Only the text of the records belongs in the answer, copied exactly and without pictures.

[Records shown]
►
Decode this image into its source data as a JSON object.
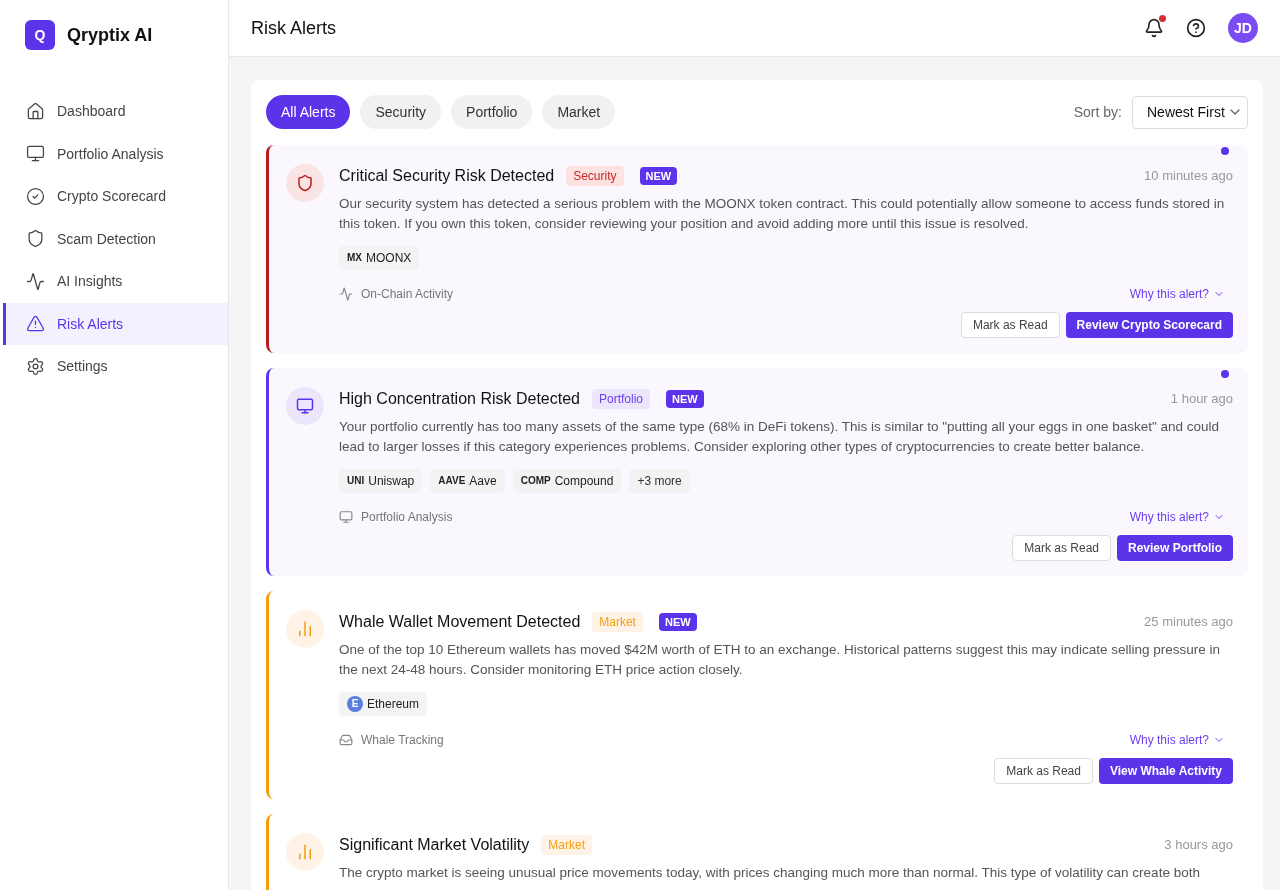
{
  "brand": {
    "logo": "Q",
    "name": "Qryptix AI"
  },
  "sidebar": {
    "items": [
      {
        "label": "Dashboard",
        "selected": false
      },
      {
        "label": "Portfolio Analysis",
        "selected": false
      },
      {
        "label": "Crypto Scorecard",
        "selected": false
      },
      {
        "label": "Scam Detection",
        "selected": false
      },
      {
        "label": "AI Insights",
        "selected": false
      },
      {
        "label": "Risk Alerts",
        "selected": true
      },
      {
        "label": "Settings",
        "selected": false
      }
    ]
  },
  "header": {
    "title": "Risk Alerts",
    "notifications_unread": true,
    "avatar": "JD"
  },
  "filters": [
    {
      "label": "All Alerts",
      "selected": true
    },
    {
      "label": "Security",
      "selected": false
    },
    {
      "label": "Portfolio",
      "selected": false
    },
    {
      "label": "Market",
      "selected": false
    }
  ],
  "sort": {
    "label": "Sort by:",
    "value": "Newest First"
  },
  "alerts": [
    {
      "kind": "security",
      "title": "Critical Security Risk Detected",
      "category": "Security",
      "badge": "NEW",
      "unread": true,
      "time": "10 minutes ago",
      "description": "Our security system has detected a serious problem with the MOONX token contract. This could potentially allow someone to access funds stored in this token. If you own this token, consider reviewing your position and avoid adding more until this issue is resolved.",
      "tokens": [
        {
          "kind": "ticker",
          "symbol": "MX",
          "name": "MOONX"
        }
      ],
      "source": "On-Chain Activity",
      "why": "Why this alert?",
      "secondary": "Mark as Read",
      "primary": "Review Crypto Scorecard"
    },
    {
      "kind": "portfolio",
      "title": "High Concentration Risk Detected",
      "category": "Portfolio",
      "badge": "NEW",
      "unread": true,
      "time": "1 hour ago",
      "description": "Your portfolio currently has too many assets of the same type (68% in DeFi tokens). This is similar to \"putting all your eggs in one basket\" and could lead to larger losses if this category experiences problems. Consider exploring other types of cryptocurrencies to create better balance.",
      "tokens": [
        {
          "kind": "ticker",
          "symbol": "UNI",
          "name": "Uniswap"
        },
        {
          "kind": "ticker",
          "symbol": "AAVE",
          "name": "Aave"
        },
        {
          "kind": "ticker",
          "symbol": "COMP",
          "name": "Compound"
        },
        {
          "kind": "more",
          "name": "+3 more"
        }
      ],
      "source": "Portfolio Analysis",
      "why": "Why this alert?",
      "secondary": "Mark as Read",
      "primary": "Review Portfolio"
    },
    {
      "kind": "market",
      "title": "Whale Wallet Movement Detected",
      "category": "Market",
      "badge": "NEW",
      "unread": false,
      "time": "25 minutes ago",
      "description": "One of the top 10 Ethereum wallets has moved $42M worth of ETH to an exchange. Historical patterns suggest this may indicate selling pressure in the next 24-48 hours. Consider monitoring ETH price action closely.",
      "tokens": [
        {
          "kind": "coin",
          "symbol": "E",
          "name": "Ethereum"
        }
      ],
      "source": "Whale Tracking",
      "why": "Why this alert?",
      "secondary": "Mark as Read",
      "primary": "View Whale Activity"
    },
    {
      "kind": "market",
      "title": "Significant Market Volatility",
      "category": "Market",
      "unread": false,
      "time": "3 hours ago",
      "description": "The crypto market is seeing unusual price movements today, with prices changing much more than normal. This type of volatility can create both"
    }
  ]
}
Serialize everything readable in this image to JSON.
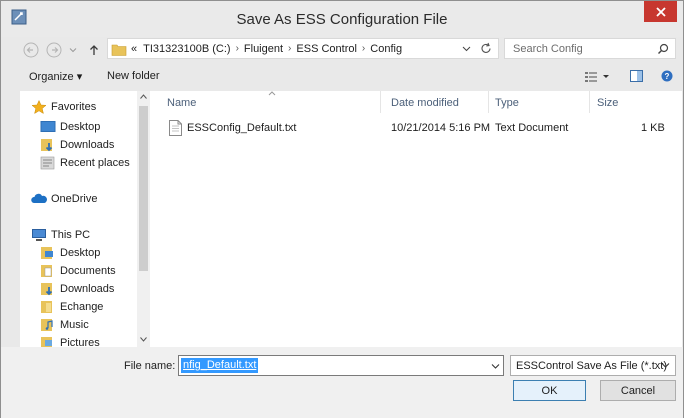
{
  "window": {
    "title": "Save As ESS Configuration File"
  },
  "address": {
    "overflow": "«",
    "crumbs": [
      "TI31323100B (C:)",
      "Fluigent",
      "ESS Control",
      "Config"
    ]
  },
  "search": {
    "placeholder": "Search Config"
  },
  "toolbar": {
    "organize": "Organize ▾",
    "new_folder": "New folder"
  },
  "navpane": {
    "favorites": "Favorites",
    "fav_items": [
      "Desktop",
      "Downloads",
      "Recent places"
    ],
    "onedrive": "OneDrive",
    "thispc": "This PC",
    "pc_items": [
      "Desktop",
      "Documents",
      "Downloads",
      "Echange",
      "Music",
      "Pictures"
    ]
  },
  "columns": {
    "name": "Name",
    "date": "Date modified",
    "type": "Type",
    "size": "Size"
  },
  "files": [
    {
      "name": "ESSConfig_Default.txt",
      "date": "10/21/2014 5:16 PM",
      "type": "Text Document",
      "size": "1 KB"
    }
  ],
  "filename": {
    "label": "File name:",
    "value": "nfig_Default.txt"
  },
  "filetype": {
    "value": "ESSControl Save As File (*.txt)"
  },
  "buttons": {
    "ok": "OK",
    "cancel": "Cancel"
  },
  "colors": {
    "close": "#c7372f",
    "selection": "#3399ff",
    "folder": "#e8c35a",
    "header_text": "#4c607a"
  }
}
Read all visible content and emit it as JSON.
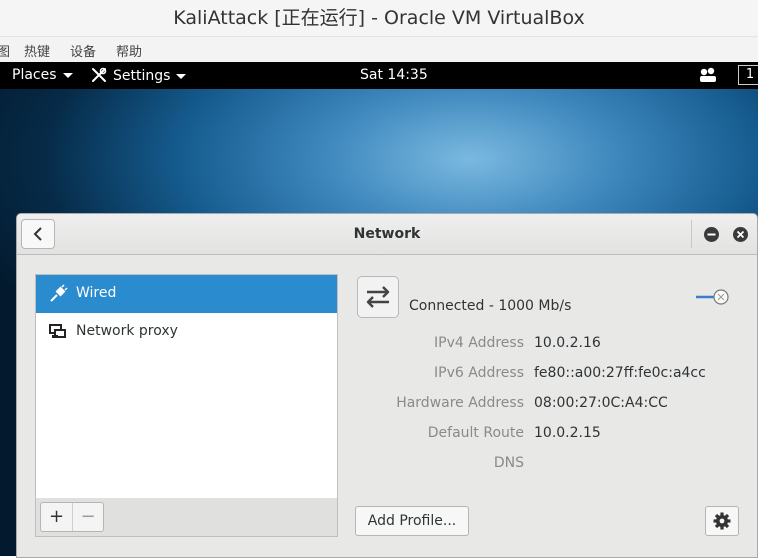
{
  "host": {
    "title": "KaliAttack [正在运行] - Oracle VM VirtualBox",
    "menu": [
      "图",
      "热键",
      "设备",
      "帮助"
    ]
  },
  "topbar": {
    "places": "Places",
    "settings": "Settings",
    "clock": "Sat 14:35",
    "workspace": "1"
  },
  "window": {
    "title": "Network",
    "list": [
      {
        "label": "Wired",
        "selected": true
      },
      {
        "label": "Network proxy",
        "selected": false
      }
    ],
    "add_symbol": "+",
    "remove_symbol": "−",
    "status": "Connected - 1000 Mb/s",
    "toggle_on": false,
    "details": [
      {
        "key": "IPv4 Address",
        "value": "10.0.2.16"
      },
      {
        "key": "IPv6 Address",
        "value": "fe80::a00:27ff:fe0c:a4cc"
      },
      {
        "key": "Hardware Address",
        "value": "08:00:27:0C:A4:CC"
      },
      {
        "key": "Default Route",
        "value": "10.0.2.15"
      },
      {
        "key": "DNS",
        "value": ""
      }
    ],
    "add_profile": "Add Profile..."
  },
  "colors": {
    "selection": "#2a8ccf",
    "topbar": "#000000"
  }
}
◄
[Expected output]
Decode this image into its source data as a JSON object.
{
  "brand": {
    "logo": "Q",
    "name": "Qryptix AI"
  },
  "sidebar": {
    "items": [
      {
        "label": "Dashboard",
        "selected": false
      },
      {
        "label": "Portfolio Analysis",
        "selected": false
      },
      {
        "label": "Crypto Scorecard",
        "selected": false
      },
      {
        "label": "Scam Detection",
        "selected": false
      },
      {
        "label": "AI Insights",
        "selected": false
      },
      {
        "label": "Risk Alerts",
        "selected": true
      },
      {
        "label": "Settings",
        "selected": false
      }
    ]
  },
  "header": {
    "title": "Risk Alerts",
    "notifications_unread": true,
    "avatar": "JD"
  },
  "filters": [
    {
      "label": "All Alerts",
      "selected": true
    },
    {
      "label": "Security",
      "selected": false
    },
    {
      "label": "Portfolio",
      "selected": false
    },
    {
      "label": "Market",
      "selected": false
    }
  ],
  "sort": {
    "label": "Sort by:",
    "value": "Newest First"
  },
  "alerts": [
    {
      "kind": "security",
      "title": "Critical Security Risk Detected",
      "category": "Security",
      "badge": "NEW",
      "unread": true,
      "time": "10 minutes ago",
      "description": "Our security system has detected a serious problem with the MOONX token contract. This could potentially allow someone to access funds stored in this token. If you own this token, consider reviewing your position and avoid adding more until this issue is resolved.",
      "tokens": [
        {
          "kind": "ticker",
          "symbol": "MX",
          "name": "MOONX"
        }
      ],
      "source": "On-Chain Activity",
      "why": "Why this alert?",
      "secondary": "Mark as Read",
      "primary": "Review Crypto Scorecard"
    },
    {
      "kind": "portfolio",
      "title": "High Concentration Risk Detected",
      "category": "Portfolio",
      "badge": "NEW",
      "unread": true,
      "time": "1 hour ago",
      "description": "Your portfolio currently has too many assets of the same type (68% in DeFi tokens). This is similar to \"putting all your eggs in one basket\" and could lead to larger losses if this category experiences problems. Consider exploring other types of cryptocurrencies to create better balance.",
      "tokens": [
        {
          "kind": "ticker",
          "symbol": "UNI",
          "name": "Uniswap"
        },
        {
          "kind": "ticker",
          "symbol": "AAVE",
          "name": "Aave"
        },
        {
          "kind": "ticker",
          "symbol": "COMP",
          "name": "Compound"
        },
        {
          "kind": "more",
          "name": "+3 more"
        }
      ],
      "source": "Portfolio Analysis",
      "why": "Why this alert?",
      "secondary": "Mark as Read",
      "primary": "Review Portfolio"
    },
    {
      "kind": "market",
      "title": "Whale Wallet Movement Detected",
      "category": "Market",
      "badge": "NEW",
      "unread": false,
      "time": "25 minutes ago",
      "description": "One of the top 10 Ethereum wallets has moved $42M worth of ETH to an exchange. Historical patterns suggest this may indicate selling pressure in the next 24-48 hours. Consider monitoring ETH price action closely.",
      "tokens": [
        {
          "kind": "coin",
          "symbol": "E",
          "name": "Ethereum"
        }
      ],
      "source": "Whale Tracking",
      "why": "Why this alert?",
      "secondary": "Mark as Read",
      "primary": "View Whale Activity"
    },
    {
      "kind": "market",
      "title": "Significant Market Volatility",
      "category": "Market",
      "unread": false,
      "time": "3 hours ago",
      "description": "The crypto market is seeing unusual price movements today, with prices changing much more than normal. This type of volatility can create both"
    }
  ]
}
Serialize everything readable in this image to JSON.
{
  "window": {
    "title": "Save As ESS Configuration File"
  },
  "address": {
    "overflow": "«",
    "crumbs": [
      "TI31323100B (C:)",
      "Fluigent",
      "ESS Control",
      "Config"
    ]
  },
  "search": {
    "placeholder": "Search Config"
  },
  "toolbar": {
    "organize": "Organize ▾",
    "new_folder": "New folder"
  },
  "navpane": {
    "favorites": "Favorites",
    "fav_items": [
      "Desktop",
      "Downloads",
      "Recent places"
    ],
    "onedrive": "OneDrive",
    "thispc": "This PC",
    "pc_items": [
      "Desktop",
      "Documents",
      "Downloads",
      "Echange",
      "Music",
      "Pictures"
    ]
  },
  "columns": {
    "name": "Name",
    "date": "Date modified",
    "type": "Type",
    "size": "Size"
  },
  "files": [
    {
      "name": "ESSConfig_Default.txt",
      "date": "10/21/2014 5:16 PM",
      "type": "Text Document",
      "size": "1 KB"
    }
  ],
  "filename": {
    "label": "File name:",
    "value": "nfig_Default.txt"
  },
  "filetype": {
    "value": "ESSControl Save As File (*.txt)"
  },
  "buttons": {
    "ok": "OK",
    "cancel": "Cancel"
  },
  "colors": {
    "close": "#c7372f",
    "selection": "#3399ff",
    "folder": "#e8c35a",
    "header_text": "#4c607a"
  }
}
Read all visible content and emit it as JSON.
{
  "host": {
    "title": "KaliAttack [正在运行] - Oracle VM VirtualBox",
    "menu": [
      "图",
      "热键",
      "设备",
      "帮助"
    ]
  },
  "topbar": {
    "places": "Places",
    "settings": "Settings",
    "clock": "Sat 14:35",
    "workspace": "1"
  },
  "window": {
    "title": "Network",
    "list": [
      {
        "label": "Wired",
        "selected": true
      },
      {
        "label": "Network proxy",
        "selected": false
      }
    ],
    "add_symbol": "+",
    "remove_symbol": "−",
    "status": "Connected - 1000 Mb/s",
    "toggle_on": false,
    "details": [
      {
        "key": "IPv4 Address",
        "value": "10.0.2.16"
      },
      {
        "key": "IPv6 Address",
        "value": "fe80::a00:27ff:fe0c:a4cc"
      },
      {
        "key": "Hardware Address",
        "value": "08:00:27:0C:A4:CC"
      },
      {
        "key": "Default Route",
        "value": "10.0.2.15"
      },
      {
        "key": "DNS",
        "value": ""
      }
    ],
    "add_profile": "Add Profile..."
  },
  "colors": {
    "selection": "#2a8ccf",
    "topbar": "#000000"
  }
}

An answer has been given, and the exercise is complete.